Getting your oil changed, or changing your own oil, seems like a pretty basic process. Drain out the oil, replace the filter, put everything back together, and add new oil. In some mechanics’ garages and quick-lube shops, though, “suction” or “siphon” oil changing methods are gaining popularity. What are the basic differences between suction oil changes and plug oil changes?
The traditional oil change
Most oil changes, since the earliest vehicles, have relied on gravity to get the oil out of the engine. There is a drain plug at the bottom of the engine that can be removed. When that plug is removed, gravity drains the oil out of the engine. In most mechanic shops, the gravity method is still used to change the oil. In theory, the sludge and gunk that settles in the oil pan is more likely to get drained out with this system.
The siphon/suction oil change
Recently, new machines have been making an appearance; they use a siphoning or suctioning method to change the oil. Originally designed for boats, these machines attach to the dipstick tube and suck the oil out of the engine. As long as the oil filter is still changed every time, these machines supposedly work as well as gravity oil changes. There are some enthusiasts who claim that these siphoning oil changes actually get more oil and gunk out of the engine during every change. Others, though, worry that the suction method of changing the oil might miss some of the most important parts of an oil change.
Do suction oil changes work?
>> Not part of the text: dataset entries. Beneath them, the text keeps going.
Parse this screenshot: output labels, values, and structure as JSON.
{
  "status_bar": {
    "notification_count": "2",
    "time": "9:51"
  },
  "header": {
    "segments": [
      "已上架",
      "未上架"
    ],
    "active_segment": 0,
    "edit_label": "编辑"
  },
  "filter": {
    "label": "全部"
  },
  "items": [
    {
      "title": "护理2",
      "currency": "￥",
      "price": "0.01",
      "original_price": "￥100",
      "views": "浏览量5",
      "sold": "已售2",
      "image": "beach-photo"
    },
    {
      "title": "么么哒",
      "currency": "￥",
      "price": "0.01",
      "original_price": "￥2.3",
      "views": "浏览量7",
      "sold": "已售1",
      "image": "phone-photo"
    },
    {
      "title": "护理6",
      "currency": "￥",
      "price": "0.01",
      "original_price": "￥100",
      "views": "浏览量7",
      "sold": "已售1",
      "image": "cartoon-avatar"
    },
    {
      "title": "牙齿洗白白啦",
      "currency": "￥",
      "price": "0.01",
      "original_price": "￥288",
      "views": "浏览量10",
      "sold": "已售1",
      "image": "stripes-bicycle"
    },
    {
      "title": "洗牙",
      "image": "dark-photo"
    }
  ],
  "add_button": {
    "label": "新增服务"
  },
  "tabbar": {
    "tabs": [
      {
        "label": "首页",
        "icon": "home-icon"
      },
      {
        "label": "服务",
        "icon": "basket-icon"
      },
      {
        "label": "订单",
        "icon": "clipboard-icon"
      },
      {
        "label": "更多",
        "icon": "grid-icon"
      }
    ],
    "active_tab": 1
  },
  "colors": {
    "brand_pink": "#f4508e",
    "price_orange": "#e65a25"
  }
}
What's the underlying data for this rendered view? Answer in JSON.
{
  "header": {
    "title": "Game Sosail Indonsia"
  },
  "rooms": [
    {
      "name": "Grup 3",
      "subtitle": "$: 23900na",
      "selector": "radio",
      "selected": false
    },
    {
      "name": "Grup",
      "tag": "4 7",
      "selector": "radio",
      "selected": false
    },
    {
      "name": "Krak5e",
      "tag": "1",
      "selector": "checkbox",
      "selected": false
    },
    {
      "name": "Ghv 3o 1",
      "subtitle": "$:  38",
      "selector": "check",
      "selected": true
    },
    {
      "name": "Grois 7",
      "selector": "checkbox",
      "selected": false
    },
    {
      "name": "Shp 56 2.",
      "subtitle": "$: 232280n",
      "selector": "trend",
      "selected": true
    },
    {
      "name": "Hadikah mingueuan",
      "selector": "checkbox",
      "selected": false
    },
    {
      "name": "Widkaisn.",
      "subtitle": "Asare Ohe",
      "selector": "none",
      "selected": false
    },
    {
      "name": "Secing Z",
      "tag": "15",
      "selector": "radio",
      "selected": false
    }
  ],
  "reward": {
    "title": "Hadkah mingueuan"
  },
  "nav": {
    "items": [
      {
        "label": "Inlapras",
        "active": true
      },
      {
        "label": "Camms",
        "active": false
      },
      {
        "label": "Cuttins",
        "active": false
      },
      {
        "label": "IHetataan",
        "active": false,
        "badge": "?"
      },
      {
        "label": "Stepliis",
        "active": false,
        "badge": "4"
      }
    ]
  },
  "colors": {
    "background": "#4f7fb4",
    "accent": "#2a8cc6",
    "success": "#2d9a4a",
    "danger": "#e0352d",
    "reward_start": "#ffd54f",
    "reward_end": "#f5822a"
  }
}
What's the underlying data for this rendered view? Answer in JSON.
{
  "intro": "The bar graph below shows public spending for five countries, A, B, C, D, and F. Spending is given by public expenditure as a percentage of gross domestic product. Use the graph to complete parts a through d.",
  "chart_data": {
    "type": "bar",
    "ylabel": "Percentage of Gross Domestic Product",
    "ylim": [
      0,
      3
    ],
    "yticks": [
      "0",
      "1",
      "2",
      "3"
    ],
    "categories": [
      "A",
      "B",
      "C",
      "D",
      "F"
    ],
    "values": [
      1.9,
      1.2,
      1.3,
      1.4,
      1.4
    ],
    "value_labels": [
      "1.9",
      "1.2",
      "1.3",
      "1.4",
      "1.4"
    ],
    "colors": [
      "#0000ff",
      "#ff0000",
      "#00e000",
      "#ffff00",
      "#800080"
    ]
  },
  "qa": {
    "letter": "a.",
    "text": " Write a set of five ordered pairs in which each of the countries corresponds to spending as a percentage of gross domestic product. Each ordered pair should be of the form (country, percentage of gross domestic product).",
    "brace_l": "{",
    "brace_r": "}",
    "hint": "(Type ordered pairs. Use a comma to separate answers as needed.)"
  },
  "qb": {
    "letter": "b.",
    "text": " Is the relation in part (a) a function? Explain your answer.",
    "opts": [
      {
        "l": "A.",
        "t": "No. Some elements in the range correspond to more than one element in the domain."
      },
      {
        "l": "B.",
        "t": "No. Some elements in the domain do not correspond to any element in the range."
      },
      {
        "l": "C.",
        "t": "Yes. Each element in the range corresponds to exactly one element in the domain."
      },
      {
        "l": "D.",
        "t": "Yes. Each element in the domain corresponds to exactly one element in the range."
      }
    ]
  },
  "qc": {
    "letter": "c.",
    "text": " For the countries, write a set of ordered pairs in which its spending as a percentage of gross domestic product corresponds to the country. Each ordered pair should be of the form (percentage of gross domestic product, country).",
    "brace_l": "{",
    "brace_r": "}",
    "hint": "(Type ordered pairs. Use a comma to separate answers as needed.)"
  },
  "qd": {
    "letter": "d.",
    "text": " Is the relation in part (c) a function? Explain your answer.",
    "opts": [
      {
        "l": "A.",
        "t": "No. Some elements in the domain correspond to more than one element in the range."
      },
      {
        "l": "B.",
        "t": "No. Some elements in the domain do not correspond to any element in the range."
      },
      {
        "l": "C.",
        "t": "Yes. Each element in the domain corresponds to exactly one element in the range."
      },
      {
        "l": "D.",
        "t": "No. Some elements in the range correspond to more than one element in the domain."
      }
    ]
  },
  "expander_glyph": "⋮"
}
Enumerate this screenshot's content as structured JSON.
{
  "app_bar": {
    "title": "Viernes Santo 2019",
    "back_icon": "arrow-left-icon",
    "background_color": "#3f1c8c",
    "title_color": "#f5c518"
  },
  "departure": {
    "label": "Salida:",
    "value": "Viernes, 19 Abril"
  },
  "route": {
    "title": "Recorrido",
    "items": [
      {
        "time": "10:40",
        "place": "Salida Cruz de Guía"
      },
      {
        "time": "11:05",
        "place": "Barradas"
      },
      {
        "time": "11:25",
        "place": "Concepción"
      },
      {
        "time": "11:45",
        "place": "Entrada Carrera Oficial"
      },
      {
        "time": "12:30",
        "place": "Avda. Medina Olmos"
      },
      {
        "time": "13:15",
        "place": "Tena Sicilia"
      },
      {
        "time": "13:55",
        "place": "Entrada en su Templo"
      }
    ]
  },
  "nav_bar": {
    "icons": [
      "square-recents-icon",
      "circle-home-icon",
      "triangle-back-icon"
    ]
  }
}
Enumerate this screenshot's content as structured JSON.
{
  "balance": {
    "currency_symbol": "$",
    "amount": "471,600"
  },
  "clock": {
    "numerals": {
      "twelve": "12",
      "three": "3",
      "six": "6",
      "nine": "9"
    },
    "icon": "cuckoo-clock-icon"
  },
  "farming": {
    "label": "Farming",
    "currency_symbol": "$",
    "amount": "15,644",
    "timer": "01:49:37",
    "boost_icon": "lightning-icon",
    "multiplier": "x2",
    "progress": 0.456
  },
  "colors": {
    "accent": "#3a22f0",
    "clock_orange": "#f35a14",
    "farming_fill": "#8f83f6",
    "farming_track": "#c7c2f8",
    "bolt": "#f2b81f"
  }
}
In the end, a suctioning oil change will probably work about as well as gravity oil changes. It is still important, though, that when you change the oil you remember to replace the filter and check the other fluids. If you go to a mechanic or quick lube place to get your oil changed, ask which type of oil change method they use. No matter what type of method is used, it is most important to just remember to change your oil.